Bishop David Bard’s online letter inspires a preacher and congregation in Clarkston.
“Where can I count on finding hopeful news—every week? the answer is: ReadTheSpirit,” said author and peace activist Brenda Rosenberg in a meeting with our staff on Friday. “What you publish is so important! Don’t forget that!”
Over more than 10 years, ReadTheSpirit has published thousands of columns about religious and cultural diversity—and innovative approaches to peacemaking. Our online columns and published books come from a dozen different faith perspectives, including Judaism, Christianity, Islam and many other global traditions.
So, as world events cascaded over the weekend, as Editor, I decided to share a powerful sermon I heard on Sunday morning (August 13, 2017) at Clarkston United Methodist Church north of Detroit. While the context here is specifically Christian—we offer this as an example of swift and inspiring response from religious leaders.
Bishop’s call to prayer
This response began on Saturday with a Michigan-wide online letter from Bishop David Bard. As this coming week unfolds, many other statements from religious leaders are likely to cascade into the news—but Michigan’s Bard was swift enough to allow clergy preparing for Sunday worship to consider reading his message aloud.
That’s what happened during the Sunday morning sermon by Clarkston’s the Rev. Rick Dake. Here is the text that Bard released on Saturday, which then was read by Dake (and presumably other clergy) on Sunday:

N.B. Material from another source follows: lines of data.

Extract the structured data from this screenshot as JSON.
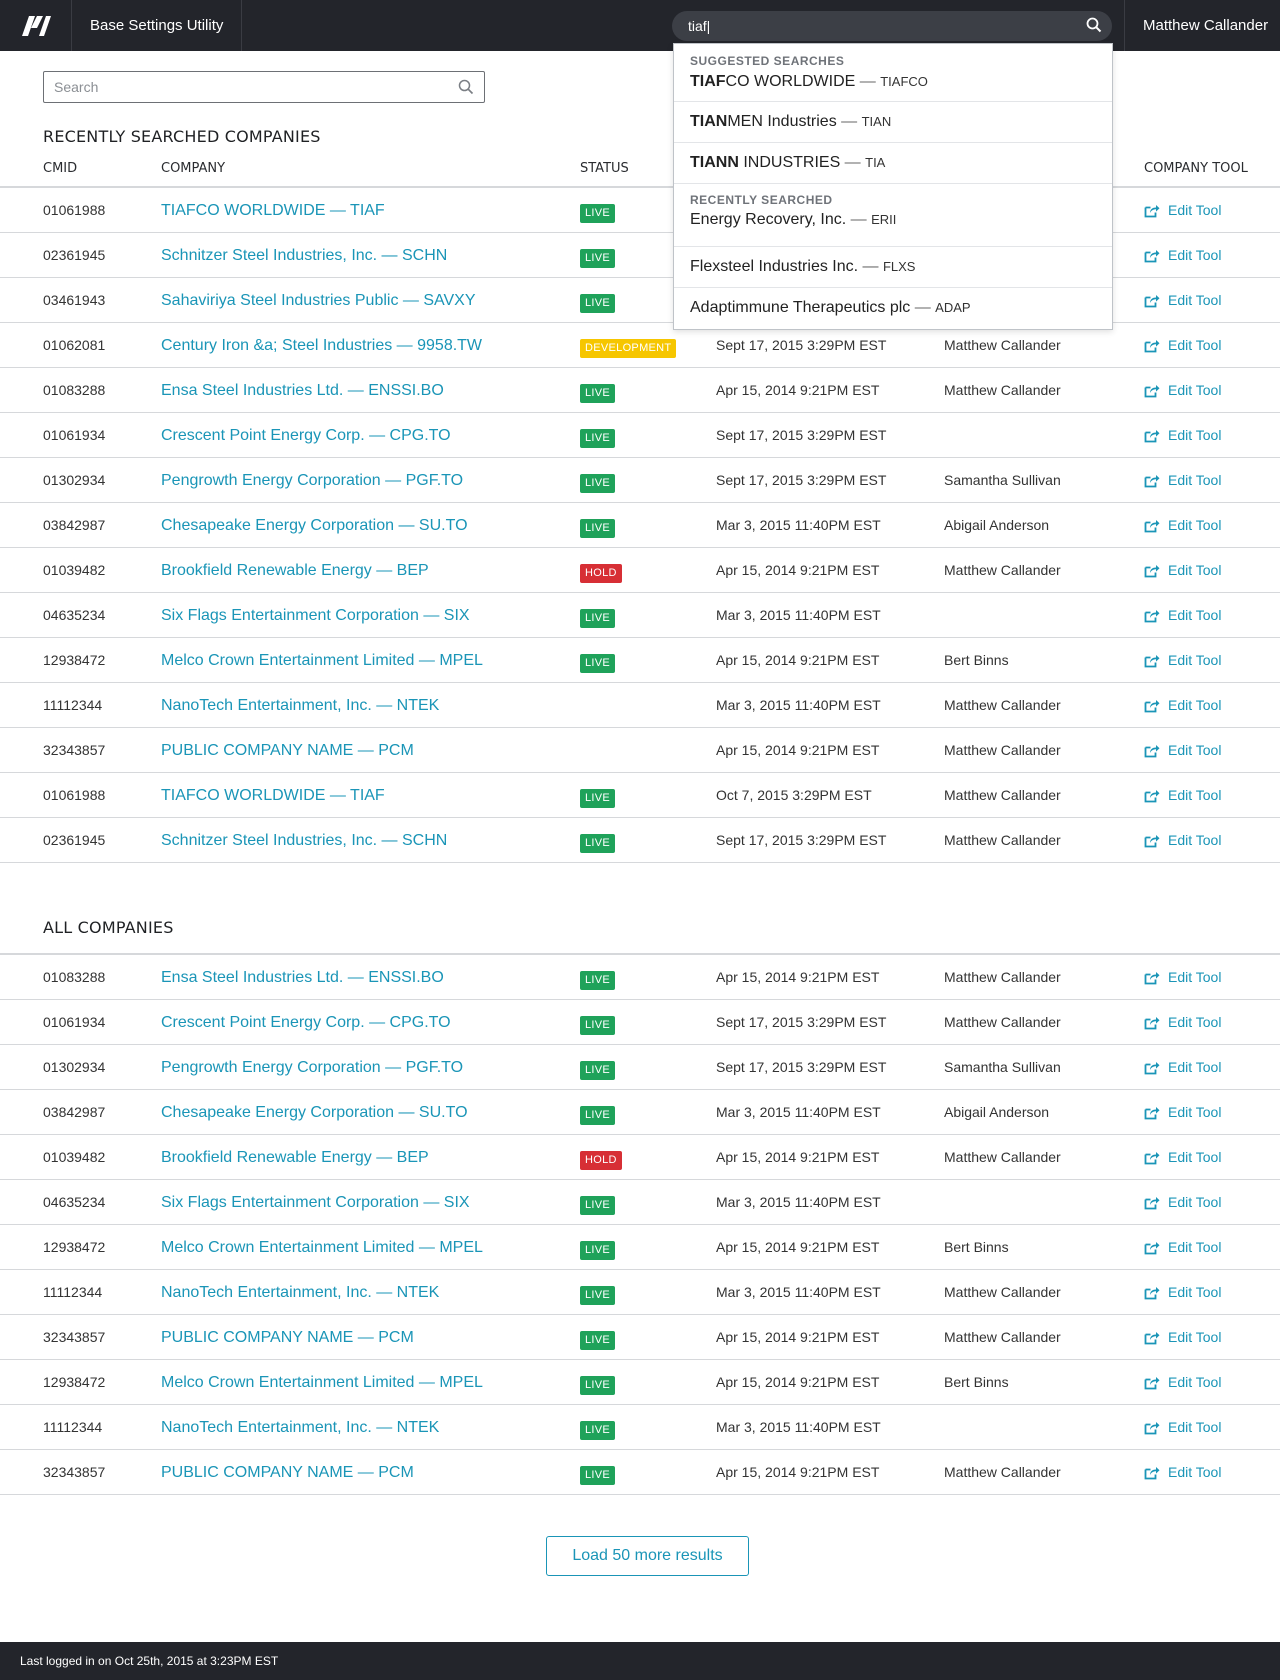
{
  "header": {
    "app_title": "Base Settings Utility",
    "search_value": "tiaf|",
    "user_name": "Matthew Callander"
  },
  "search_dropdown": {
    "suggested_heading": "SUGGESTED SEARCHES",
    "suggested": [
      {
        "bold": "TIAF",
        "rest": "CO WORLDWIDE",
        "ticker": "TIAFCO"
      },
      {
        "bold": "TIAN",
        "rest": "MEN Industries",
        "ticker": "TIAN"
      },
      {
        "bold": "TIANN",
        "rest": " INDUSTRIES",
        "ticker": "TIA"
      }
    ],
    "recent_heading": "RECENTLY SEARCHED",
    "recent": [
      {
        "name": "Energy Recovery, Inc.",
        "ticker": "ERII"
      },
      {
        "name": "Flexsteel Industries Inc.",
        "ticker": "FLXS"
      },
      {
        "name": "Adaptimmune Therapeutics plc",
        "ticker": "ADAP"
      }
    ],
    "separator": " — "
  },
  "page_search": {
    "placeholder": "Search"
  },
  "recent_section": {
    "title": "RECENTLY SEARCHED COMPANIES"
  },
  "columns": {
    "cmid": "CMID",
    "company": "COMPANY",
    "status": "STATUS",
    "tool": "COMPANY TOOL"
  },
  "edit_label": "Edit Tool",
  "recent_rows": [
    {
      "cmid": "01061988",
      "company": "TIAFCO WORLDWIDE — TIAF",
      "status": "LIVE",
      "date": "",
      "by": ""
    },
    {
      "cmid": "02361945",
      "company": "Schnitzer Steel Industries, Inc. — SCHN",
      "status": "LIVE",
      "date": "",
      "by": ""
    },
    {
      "cmid": "03461943",
      "company": "Sahaviriya Steel Industries Public — SAVXY",
      "status": "LIVE",
      "date": "",
      "by": ""
    },
    {
      "cmid": "01062081",
      "company": "Century Iron &a; Steel Industries — 9958.TW",
      "status": "DEVELOPMENT",
      "date": "Sept 17, 2015 3:29PM EST",
      "by": "Matthew Callander"
    },
    {
      "cmid": "01083288",
      "company": "Ensa Steel Industries Ltd. — ENSSI.BO",
      "status": "LIVE",
      "date": "Apr 15, 2014 9:21PM EST",
      "by": "Matthew Callander"
    },
    {
      "cmid": "01061934",
      "company": "Crescent Point Energy Corp. — CPG.TO",
      "status": "LIVE",
      "date": "Sept 17, 2015 3:29PM EST",
      "by": ""
    },
    {
      "cmid": "01302934",
      "company": "Pengrowth Energy Corporation — PGF.TO",
      "status": "LIVE",
      "date": "Sept 17, 2015 3:29PM EST",
      "by": "Samantha Sullivan"
    },
    {
      "cmid": "03842987",
      "company": "Chesapeake Energy Corporation — SU.TO",
      "status": "LIVE",
      "date": "Mar 3, 2015 11:40PM EST",
      "by": "Abigail Anderson"
    },
    {
      "cmid": "01039482",
      "company": "Brookfield Renewable Energy — BEP",
      "status": "HOLD",
      "date": "Apr 15, 2014 9:21PM EST",
      "by": "Matthew Callander"
    },
    {
      "cmid": "04635234",
      "company": "Six Flags Entertainment Corporation — SIX",
      "status": "LIVE",
      "date": "Mar 3, 2015 11:40PM EST",
      "by": ""
    },
    {
      "cmid": "12938472",
      "company": "Melco Crown Entertainment Limited — MPEL",
      "status": "LIVE",
      "date": "Apr 15, 2014 9:21PM EST",
      "by": "Bert Binns"
    },
    {
      "cmid": "11112344",
      "company": "NanoTech Entertainment, Inc. — NTEK",
      "status": "",
      "date": "Mar 3, 2015 11:40PM EST",
      "by": "Matthew Callander"
    },
    {
      "cmid": "32343857",
      "company": "PUBLIC COMPANY NAME — PCM",
      "status": "",
      "date": "Apr 15, 2014 9:21PM EST",
      "by": "Matthew Callander"
    },
    {
      "cmid": "01061988",
      "company": "TIAFCO WORLDWIDE — TIAF",
      "status": "LIVE",
      "date": "Oct 7, 2015 3:29PM EST",
      "by": "Matthew Callander"
    },
    {
      "cmid": "02361945",
      "company": "Schnitzer Steel Industries, Inc. — SCHN",
      "status": "LIVE",
      "date": "Sept 17, 2015 3:29PM EST",
      "by": "Matthew Callander"
    }
  ],
  "all_section": {
    "title": "ALL COMPANIES"
  },
  "all_rows": [
    {
      "cmid": "01083288",
      "company": "Ensa Steel Industries Ltd. — ENSSI.BO",
      "status": "LIVE",
      "date": "Apr 15, 2014 9:21PM EST",
      "by": "Matthew Callander"
    },
    {
      "cmid": "01061934",
      "company": "Crescent Point Energy Corp. — CPG.TO",
      "status": "LIVE",
      "date": "Sept 17, 2015 3:29PM EST",
      "by": "Matthew Callander"
    },
    {
      "cmid": "01302934",
      "company": "Pengrowth Energy Corporation — PGF.TO",
      "status": "LIVE",
      "date": "Sept 17, 2015 3:29PM EST",
      "by": "Samantha Sullivan"
    },
    {
      "cmid": "03842987",
      "company": "Chesapeake Energy Corporation — SU.TO",
      "status": "LIVE",
      "date": "Mar 3, 2015 11:40PM EST",
      "by": "Abigail Anderson"
    },
    {
      "cmid": "01039482",
      "company": "Brookfield Renewable Energy — BEP",
      "status": "HOLD",
      "date": "Apr 15, 2014 9:21PM EST",
      "by": "Matthew Callander"
    },
    {
      "cmid": "04635234",
      "company": "Six Flags Entertainment Corporation — SIX",
      "status": "LIVE",
      "date": "Mar 3, 2015 11:40PM EST",
      "by": ""
    },
    {
      "cmid": "12938472",
      "company": "Melco Crown Entertainment Limited — MPEL",
      "status": "LIVE",
      "date": "Apr 15, 2014 9:21PM EST",
      "by": "Bert Binns"
    },
    {
      "cmid": "11112344",
      "company": "NanoTech Entertainment, Inc. — NTEK",
      "status": "LIVE",
      "date": "Mar 3, 2015 11:40PM EST",
      "by": "Matthew Callander"
    },
    {
      "cmid": "32343857",
      "company": "PUBLIC COMPANY NAME — PCM",
      "status": "LIVE",
      "date": "Apr 15, 2014 9:21PM EST",
      "by": "Matthew Callander"
    },
    {
      "cmid": "12938472",
      "company": "Melco Crown Entertainment Limited — MPEL",
      "status": "LIVE",
      "date": "Apr 15, 2014 9:21PM EST",
      "by": "Bert Binns"
    },
    {
      "cmid": "11112344",
      "company": "NanoTech Entertainment, Inc. — NTEK",
      "status": "LIVE",
      "date": "Mar 3, 2015 11:40PM EST",
      "by": ""
    },
    {
      "cmid": "32343857",
      "company": "PUBLIC COMPANY NAME — PCM",
      "status": "LIVE",
      "date": "Apr 15, 2014 9:21PM EST",
      "by": "Matthew Callander"
    }
  ],
  "load_more_label": "Load 50 more results",
  "footer": {
    "text": "Last logged in on Oct 25th, 2015 at 3:23PM EST"
  },
  "colors": {
    "accent": "#1a95b7",
    "live": "#1fa25a",
    "hold": "#d72f35",
    "development": "#f6c600",
    "topbar": "#23252b"
  },
  "icons": {
    "logo": "brand-logo",
    "search": "search-icon",
    "edit": "edit-share-icon"
  }
}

This week, I invited Michigan United Methodists to join in prayer for our United Methodist Church during its season of discernment. The prayer I offered included a prayer for the world. God loves extravagantly in Jesus Christ.
The brokenness and woundedness of this world has become painfully evident during the week. Rising tensions between the United States and North Korea raise new concerns about war. Last night and today in Charlottesville, Virginia, virulent racism raised its ugly head as white supremacists marched in that city resulting in tragic violence and death.
Again, I invite us all to prayer, and in our praying to deepen our commitment to love, to justice and to building community for the common good. I think of the words of Jesus, “Blessed are the peacemakers.” I think of the words of the poet W. H. Auden, “All I have is a voice… We must love one another or die.”
Peace and Grace,
David A. Bard
Pastor’s call to storytelling
In Clarkston, a large congregation in a suburban area north of Detroit, pastor Dake took that bishop’s letter and made it the centerpiece of a full-throated, prophetic call to action. But not to violent action. Rather, Dake’s entire message on Sunday morning was about countering the rampant stories of right-wing groups that demonize vulnerable minorities and incite violence.
Everyone can respond to this sermon. Yes, Dake framed his appeal in Christian terms. If you read this column, today, and you are one of our many readers from other faith groups—consider how this might sound within your own tradition.
Dake directly addressed threats of nuclear war traded between North Korea and President Trump—and also the right-wing violence in Charlottesville, VA, that led directly to one woman’s death, many serious injuries and a tragic helicopter accident that killed two more people.
“It is unthinkable today to gather in the name of Jesus Christ without condemning the principles of the Alt Right!” Dake declared as he began laying out his basic theme. “We must condemn these stories that seek to condemn others and that terrorize people. … Instead, we must proclaim stories that provide hope.” It is time, he said, “To stand up and declare which stories are right and which stories are wrong.”
Then, he read aloud the entire Bishop Bard letter from Saturday. Dake pointed out that Bard is encouraging each person of faith to lift a “voice.”